Brief –
Read the entries that follow and give each one again precisely.

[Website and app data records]
——
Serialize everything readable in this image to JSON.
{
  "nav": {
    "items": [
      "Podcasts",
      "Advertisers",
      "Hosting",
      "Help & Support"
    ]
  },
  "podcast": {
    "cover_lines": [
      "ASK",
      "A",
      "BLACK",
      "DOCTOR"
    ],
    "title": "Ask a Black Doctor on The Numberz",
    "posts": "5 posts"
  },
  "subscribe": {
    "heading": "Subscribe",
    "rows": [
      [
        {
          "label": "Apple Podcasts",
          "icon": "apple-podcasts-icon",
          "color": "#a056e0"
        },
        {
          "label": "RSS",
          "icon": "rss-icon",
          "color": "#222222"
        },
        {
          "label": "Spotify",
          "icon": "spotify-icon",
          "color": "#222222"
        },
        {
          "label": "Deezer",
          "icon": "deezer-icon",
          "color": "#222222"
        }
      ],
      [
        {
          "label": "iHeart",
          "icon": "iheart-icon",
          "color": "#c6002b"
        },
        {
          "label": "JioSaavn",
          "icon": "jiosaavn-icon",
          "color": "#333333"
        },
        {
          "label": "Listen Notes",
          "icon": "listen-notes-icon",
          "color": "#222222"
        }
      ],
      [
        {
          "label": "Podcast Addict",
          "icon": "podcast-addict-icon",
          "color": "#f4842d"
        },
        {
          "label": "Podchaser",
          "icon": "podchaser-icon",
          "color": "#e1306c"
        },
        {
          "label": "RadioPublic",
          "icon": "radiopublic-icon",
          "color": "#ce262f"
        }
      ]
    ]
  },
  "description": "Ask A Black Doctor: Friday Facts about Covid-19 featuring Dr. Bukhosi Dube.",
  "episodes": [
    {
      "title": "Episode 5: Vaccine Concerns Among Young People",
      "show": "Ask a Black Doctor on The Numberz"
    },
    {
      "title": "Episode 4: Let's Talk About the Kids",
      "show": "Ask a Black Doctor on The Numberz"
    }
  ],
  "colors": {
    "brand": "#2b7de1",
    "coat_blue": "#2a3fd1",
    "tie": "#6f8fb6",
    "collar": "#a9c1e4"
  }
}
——
Written solution –
Serialize everything readable in this image to JSON.
{
  "nav": {
    "items": [
      "Podcasts",
      "Advertisers",
      "Hosting",
      "Help & Support"
    ]
  },
  "podcast": {
    "cover_lines": [
      "ASK",
      "A",
      "BLACK",
      "DOCTOR"
    ],
    "title": "Ask a Black Doctor on The Numberz",
    "posts": "5 posts"
  },
  "subscribe": {
    "heading": "Subscribe",
    "rows": [
      [
        {
          "label": "Apple Podcasts",
          "icon": "apple-podcasts-icon",
          "color": "#a056e0"
        },
        {
          "label": "RSS",
          "icon": "rss-icon",
          "color": "#222222"
        },
        {
          "label": "Spotify",
          "icon": "spotify-icon",
          "color": "#222222"
        },
        {
          "label": "Deezer",
          "icon": "deezer-icon",
          "color": "#222222"
        }
      ],
      [
        {
          "label": "iHeart",
          "icon": "iheart-icon",
          "color": "#c6002b"
        },
        {
          "label": "JioSaavn",
          "icon": "jiosaavn-icon",
          "color": "#333333"
        },
        {
          "label": "Listen Notes",
          "icon": "listen-notes-icon",
          "color": "#222222"
        }
      ],
      [
        {
          "label": "Podcast Addict",
          "icon": "podcast-addict-icon",
          "color": "#f4842d"
        },
        {
          "label": "Podchaser",
          "icon": "podchaser-icon",
          "color": "#e1306c"
        },
        {
          "label": "RadioPublic",
          "icon": "radiopublic-icon",
          "color": "#ce262f"
        }
      ]
    ]
  },
  "description": "Ask A Black Doctor: Friday Facts about Covid-19 featuring Dr. Bukhosi Dube.",
  "episodes": [
    {
      "title": "Episode 5: Vaccine Concerns Among Young People",
      "show": "Ask a Black Doctor on The Numberz"
    },
    {
      "title": "Episode 4: Let's Talk About the Kids",
      "show": "Ask a Black Doctor on The Numberz"
    }
  ],
  "colors": {
    "brand": "#2b7de1",
    "coat_blue": "#2a3fd1",
    "tie": "#6f8fb6",
    "collar": "#a9c1e4"
  }
}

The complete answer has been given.